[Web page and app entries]
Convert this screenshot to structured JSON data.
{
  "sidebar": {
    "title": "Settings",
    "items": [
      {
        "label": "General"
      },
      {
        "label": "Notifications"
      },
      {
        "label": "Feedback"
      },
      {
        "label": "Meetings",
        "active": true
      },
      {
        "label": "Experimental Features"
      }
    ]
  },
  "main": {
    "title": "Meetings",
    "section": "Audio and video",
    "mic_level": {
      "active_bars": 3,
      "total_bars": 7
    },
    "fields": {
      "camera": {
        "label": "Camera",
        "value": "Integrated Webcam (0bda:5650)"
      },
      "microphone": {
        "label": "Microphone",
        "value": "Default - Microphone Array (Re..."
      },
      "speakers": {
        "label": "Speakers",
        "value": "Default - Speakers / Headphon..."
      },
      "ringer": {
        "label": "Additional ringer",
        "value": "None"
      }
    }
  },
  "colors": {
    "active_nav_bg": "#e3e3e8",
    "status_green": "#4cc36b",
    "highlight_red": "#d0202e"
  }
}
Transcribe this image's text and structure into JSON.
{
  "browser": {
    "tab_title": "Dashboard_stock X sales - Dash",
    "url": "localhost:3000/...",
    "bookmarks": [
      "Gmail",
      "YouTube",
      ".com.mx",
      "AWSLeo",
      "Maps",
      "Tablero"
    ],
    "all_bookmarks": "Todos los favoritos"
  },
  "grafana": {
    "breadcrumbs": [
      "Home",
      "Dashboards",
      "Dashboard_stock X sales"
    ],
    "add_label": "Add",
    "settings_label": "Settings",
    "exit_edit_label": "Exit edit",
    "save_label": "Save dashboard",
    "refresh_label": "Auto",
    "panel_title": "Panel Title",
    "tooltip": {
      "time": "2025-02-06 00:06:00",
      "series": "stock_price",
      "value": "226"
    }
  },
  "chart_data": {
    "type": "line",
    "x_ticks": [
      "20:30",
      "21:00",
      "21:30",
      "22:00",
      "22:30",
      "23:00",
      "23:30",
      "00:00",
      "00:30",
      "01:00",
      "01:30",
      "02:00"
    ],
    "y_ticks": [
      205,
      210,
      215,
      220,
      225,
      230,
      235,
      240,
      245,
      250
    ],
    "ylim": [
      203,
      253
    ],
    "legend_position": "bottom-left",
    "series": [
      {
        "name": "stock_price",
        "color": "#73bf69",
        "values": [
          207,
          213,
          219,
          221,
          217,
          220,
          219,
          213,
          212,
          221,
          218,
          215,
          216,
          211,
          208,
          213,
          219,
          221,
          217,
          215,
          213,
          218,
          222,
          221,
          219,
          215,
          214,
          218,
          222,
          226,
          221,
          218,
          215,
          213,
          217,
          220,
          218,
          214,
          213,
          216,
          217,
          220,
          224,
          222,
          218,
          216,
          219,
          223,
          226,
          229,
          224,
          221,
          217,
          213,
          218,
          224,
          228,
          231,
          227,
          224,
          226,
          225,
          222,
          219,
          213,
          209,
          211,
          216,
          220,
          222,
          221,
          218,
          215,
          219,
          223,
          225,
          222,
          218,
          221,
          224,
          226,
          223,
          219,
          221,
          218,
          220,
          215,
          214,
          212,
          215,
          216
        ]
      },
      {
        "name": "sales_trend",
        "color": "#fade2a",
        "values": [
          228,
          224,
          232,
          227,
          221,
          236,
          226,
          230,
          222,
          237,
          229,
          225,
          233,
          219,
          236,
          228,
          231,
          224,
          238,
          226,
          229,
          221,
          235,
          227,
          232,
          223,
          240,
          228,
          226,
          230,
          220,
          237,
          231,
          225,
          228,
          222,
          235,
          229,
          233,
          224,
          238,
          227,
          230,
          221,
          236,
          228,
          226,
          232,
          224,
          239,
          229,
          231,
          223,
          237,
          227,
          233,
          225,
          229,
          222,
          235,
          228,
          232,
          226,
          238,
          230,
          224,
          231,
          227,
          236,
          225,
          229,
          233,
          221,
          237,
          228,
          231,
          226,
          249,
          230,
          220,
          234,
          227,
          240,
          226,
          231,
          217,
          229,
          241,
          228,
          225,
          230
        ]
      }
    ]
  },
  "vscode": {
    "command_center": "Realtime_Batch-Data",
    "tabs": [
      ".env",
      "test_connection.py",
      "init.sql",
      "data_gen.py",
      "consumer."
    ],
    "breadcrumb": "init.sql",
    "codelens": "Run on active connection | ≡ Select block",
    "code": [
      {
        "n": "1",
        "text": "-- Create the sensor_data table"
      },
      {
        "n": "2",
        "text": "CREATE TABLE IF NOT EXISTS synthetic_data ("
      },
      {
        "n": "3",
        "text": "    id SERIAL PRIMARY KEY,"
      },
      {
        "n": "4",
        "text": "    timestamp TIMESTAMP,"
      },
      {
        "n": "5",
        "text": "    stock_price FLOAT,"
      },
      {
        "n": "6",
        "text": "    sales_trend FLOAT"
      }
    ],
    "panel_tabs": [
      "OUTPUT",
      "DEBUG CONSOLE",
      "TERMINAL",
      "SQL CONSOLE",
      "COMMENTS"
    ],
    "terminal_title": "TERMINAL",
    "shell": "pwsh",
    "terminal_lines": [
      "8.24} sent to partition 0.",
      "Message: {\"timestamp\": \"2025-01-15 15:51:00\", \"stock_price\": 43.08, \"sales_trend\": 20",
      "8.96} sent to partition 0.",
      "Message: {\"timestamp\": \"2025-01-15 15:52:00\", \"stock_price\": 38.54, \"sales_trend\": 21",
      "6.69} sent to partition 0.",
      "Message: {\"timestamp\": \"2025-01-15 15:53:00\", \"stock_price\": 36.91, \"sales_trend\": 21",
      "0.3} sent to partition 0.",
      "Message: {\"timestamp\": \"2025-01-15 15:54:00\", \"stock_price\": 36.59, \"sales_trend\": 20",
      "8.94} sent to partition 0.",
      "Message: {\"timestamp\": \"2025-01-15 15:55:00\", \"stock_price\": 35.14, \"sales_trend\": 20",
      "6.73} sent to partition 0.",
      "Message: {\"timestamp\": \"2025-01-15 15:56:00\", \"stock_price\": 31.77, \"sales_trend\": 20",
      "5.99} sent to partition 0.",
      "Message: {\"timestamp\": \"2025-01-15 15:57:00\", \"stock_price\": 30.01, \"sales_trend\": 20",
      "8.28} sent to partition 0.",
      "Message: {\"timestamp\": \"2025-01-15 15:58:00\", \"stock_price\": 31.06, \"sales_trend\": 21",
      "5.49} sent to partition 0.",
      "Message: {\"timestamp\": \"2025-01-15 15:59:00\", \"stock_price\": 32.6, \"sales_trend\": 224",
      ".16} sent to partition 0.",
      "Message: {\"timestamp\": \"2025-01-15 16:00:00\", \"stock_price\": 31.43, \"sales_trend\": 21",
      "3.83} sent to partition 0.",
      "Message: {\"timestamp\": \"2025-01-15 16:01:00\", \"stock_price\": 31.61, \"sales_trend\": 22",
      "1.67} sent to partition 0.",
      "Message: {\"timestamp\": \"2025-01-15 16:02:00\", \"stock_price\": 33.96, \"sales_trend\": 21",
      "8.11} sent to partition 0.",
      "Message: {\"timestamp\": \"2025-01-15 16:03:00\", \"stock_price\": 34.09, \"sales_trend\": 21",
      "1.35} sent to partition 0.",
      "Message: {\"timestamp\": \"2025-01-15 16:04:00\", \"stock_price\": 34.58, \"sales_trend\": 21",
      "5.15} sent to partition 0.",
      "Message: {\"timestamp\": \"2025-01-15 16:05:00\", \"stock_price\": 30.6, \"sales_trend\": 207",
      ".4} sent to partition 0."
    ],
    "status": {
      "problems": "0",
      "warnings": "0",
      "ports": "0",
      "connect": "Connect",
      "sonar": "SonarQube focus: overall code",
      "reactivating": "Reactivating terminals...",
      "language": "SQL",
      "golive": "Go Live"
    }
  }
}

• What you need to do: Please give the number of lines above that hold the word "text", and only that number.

• Result below: 7